■ WHAT IS NEEDED
In the listing below, count each line that contains "color". The reply is that count and nothing else.

■ PROVIDED MATERIAL
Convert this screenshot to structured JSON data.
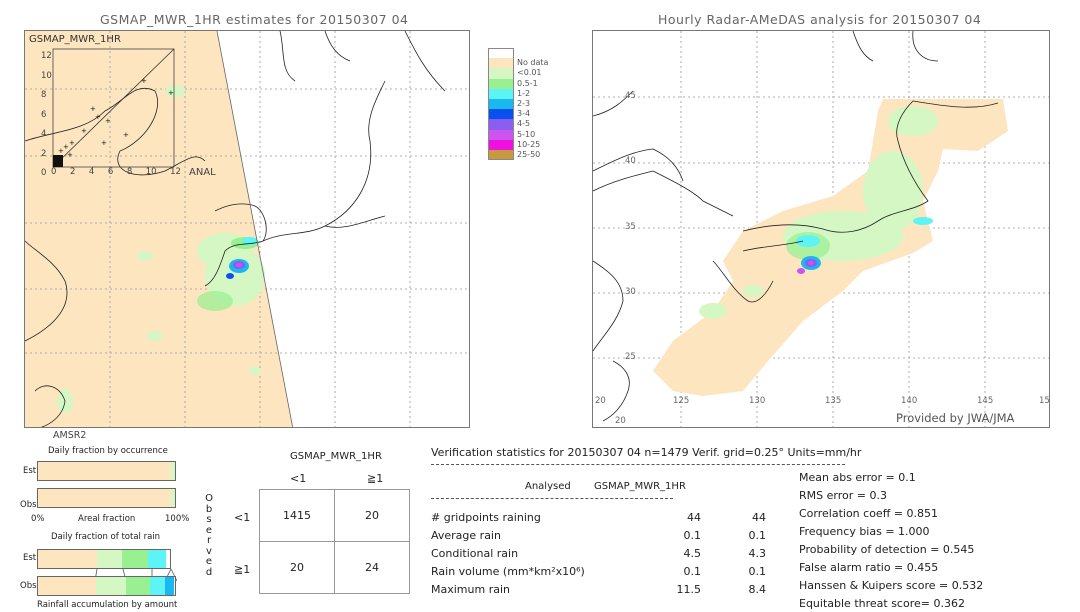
{
  "left_panel": {
    "title": "GSMAP_MWR_1HR estimates for 20150307 04",
    "inset_title": "GSMAP_MWR_1HR",
    "inset_xlabel": "ANAL",
    "inset_y_ticks": [
      "12",
      "10",
      "8",
      "6",
      "4",
      "2",
      "0"
    ],
    "inset_x_ticks": [
      "0",
      "2",
      "4",
      "6",
      "8",
      "10",
      "12"
    ],
    "sensor_label": "AMSR2"
  },
  "right_panel": {
    "title": "Hourly Radar-AMeDAS analysis for 20150307 04",
    "lat_labels": [
      "45",
      "40",
      "35",
      "30",
      "25",
      "20"
    ],
    "lon_labels": [
      "20",
      "125",
      "130",
      "135",
      "140",
      "145",
      "15"
    ],
    "credit": "Provided by JWA/JMA"
  },
  "legend": {
    "items": [
      {
        "label": "",
        "color": "#ffffff"
      },
      {
        "label": "No data",
        "color": "#fce5bf"
      },
      {
        "label": "<0.01",
        "color": "#d4f7c4"
      },
      {
        "label": "0.5-1",
        "color": "#99f090"
      },
      {
        "label": "1-2",
        "color": "#5cf4f4"
      },
      {
        "label": "2-3",
        "color": "#19b8f0"
      },
      {
        "label": "3-4",
        "color": "#0a50f0"
      },
      {
        "label": "4-5",
        "color": "#8a5ef0"
      },
      {
        "label": "5-10",
        "color": "#cc55f0"
      },
      {
        "label": "10-25",
        "color": "#f010e0"
      },
      {
        "label": "25-50",
        "color": "#c89a40"
      }
    ]
  },
  "occurrence_chart": {
    "title": "Daily fraction by occurrence",
    "est_label": "Est",
    "obs_label": "Obs",
    "axis_left": "0%",
    "axis_mid": "Areal fraction",
    "axis_right": "100%",
    "est_fractions": [
      0.97,
      0.03
    ],
    "obs_fractions": [
      0.97,
      0.03
    ]
  },
  "rain_chart": {
    "title": "Daily fraction of total rain",
    "est_label": "Est",
    "obs_label": "Obs",
    "footer": "Rainfall accumulation by amount",
    "est_fractions": [
      0.45,
      0.19,
      0.19,
      0.14
    ],
    "obs_fractions": [
      0.42,
      0.22,
      0.18,
      0.11,
      0.06
    ]
  },
  "contingency": {
    "title": "GSMAP_MWR_1HR",
    "col_headers": [
      "<1",
      "≧1"
    ],
    "row_headers": [
      "<1",
      "≧1"
    ],
    "side_label": [
      "O",
      "b",
      "s",
      "e",
      "r",
      "v",
      "e",
      "d"
    ],
    "cells": [
      [
        "1415",
        "20"
      ],
      [
        "20",
        "24"
      ]
    ]
  },
  "verification": {
    "header": "Verification statistics for 20150307 04   n=1479   Verif. grid=0.25°   Units=mm/hr",
    "col_analysed": "Analysed",
    "col_model": "GSMAP_MWR_1HR",
    "rows": [
      {
        "label": "# gridpoints raining",
        "analysed": "44",
        "model": "44"
      },
      {
        "label": "Average rain",
        "analysed": "0.1",
        "model": "0.1"
      },
      {
        "label": "Conditional rain",
        "analysed": "4.5",
        "model": "4.3"
      },
      {
        "label": "Rain volume (mm*km²x10⁶)",
        "analysed": "0.1",
        "model": "0.1"
      },
      {
        "label": "Maximum rain",
        "analysed": "11.5",
        "model": "8.4"
      }
    ],
    "scores": [
      "Mean abs error = 0.1",
      "RMS error = 0.3",
      "Correlation coeff = 0.851",
      "Frequency bias = 1.000",
      "Probability of detection = 0.545",
      "False alarm ratio = 0.455",
      "Hanssen & Kuipers score = 0.532",
      "Equitable threat score= 0.362"
    ]
  }
}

■ SOLUTION TO THE PROBLEM
11